- _Directions for this task_: With the records as your source, report how many lines contain "title". Add no other words.

--- --- ---

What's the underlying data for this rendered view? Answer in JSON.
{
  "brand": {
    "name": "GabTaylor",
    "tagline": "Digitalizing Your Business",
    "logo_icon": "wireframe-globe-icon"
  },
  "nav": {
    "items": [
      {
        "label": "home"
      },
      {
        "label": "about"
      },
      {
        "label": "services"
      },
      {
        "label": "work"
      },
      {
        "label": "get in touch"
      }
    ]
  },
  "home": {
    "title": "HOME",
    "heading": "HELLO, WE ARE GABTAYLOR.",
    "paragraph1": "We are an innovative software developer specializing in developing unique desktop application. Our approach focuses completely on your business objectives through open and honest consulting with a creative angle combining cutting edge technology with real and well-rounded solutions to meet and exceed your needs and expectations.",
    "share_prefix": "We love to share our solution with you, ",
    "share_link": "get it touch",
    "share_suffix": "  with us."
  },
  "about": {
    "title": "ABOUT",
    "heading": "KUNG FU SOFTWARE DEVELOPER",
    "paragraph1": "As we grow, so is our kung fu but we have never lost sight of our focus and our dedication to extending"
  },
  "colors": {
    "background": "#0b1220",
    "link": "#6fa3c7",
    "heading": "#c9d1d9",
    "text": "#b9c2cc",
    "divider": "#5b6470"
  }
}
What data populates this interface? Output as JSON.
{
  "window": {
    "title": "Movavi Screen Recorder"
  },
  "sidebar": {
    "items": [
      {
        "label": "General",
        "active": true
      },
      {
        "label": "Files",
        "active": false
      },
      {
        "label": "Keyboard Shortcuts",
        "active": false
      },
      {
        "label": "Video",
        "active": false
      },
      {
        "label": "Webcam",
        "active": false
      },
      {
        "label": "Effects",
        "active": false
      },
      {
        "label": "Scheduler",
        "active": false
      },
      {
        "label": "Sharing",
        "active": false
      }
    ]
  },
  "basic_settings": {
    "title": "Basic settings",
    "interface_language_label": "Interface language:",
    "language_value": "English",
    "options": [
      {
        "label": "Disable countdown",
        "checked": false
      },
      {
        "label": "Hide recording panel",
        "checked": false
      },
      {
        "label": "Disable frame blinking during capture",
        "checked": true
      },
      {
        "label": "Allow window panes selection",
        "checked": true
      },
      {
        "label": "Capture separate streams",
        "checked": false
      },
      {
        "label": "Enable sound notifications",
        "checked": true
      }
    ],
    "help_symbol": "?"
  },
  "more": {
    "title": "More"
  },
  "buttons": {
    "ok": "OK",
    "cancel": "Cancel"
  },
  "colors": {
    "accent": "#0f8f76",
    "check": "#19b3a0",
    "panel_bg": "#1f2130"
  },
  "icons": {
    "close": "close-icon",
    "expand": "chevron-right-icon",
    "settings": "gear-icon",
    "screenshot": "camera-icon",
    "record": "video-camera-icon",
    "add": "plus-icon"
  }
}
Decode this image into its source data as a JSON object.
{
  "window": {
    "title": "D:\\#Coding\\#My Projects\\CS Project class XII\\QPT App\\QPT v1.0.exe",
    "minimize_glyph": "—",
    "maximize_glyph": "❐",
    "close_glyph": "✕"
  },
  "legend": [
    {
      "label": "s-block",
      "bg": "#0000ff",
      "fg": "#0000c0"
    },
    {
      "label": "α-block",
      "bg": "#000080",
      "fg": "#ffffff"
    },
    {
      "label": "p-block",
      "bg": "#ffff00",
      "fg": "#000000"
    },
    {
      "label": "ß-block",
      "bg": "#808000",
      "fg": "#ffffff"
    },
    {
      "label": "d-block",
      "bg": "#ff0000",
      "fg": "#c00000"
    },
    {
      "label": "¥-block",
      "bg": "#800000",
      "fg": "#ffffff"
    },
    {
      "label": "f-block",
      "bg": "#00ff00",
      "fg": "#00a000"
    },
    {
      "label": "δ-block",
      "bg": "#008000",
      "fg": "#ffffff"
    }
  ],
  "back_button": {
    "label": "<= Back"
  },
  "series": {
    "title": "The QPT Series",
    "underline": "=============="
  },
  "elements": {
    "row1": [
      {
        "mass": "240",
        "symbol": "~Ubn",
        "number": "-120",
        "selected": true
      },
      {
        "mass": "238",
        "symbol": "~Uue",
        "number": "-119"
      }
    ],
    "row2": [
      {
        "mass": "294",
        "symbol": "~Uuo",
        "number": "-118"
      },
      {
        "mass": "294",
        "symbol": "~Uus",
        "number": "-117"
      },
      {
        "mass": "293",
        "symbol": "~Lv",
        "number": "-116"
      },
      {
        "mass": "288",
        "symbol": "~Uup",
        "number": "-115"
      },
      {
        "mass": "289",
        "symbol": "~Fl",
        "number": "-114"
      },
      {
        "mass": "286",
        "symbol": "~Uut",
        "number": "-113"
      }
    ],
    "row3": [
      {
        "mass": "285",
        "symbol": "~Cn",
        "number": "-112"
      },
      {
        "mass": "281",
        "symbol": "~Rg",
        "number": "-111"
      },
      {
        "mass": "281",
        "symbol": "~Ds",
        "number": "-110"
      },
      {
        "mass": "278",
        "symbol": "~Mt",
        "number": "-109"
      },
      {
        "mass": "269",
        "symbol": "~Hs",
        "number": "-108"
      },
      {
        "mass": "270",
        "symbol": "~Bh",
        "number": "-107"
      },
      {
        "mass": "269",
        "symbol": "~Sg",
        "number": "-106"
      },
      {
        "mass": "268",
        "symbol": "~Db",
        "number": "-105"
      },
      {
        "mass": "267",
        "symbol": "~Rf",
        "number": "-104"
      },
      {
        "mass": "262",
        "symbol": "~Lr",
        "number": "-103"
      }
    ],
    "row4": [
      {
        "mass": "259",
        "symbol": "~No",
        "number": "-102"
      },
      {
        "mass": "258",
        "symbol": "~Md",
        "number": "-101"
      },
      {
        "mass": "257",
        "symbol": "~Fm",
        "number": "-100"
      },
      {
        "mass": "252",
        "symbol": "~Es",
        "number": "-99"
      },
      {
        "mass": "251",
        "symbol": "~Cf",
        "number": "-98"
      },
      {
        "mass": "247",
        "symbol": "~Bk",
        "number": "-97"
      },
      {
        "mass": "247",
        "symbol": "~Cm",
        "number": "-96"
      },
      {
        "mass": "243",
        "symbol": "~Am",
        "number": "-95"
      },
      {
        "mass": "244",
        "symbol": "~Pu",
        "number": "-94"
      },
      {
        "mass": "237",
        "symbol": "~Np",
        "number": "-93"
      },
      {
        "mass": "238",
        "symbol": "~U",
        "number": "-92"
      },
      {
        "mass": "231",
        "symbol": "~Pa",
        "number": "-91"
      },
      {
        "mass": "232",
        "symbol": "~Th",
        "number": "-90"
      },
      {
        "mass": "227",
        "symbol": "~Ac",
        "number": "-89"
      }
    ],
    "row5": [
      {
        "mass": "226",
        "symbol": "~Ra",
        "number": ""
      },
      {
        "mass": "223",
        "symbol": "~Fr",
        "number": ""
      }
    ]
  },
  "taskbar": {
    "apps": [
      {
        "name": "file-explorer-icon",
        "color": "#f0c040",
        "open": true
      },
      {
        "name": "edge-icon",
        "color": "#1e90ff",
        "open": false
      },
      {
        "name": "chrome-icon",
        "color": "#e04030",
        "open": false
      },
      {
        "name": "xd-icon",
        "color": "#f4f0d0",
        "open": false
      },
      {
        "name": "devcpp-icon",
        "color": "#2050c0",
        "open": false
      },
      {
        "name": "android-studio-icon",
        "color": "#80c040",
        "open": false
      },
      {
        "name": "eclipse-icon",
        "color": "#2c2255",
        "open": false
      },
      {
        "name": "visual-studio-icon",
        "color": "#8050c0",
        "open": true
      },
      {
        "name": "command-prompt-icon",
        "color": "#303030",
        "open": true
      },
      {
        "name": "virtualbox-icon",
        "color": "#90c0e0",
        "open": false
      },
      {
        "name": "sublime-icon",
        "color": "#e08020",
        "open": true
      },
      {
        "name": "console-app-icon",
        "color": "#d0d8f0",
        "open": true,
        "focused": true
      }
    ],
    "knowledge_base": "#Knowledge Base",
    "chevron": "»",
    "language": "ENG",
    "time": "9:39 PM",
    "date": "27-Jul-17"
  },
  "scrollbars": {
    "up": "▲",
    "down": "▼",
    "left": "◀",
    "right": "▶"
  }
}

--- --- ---

- _Result of this exercise_: 7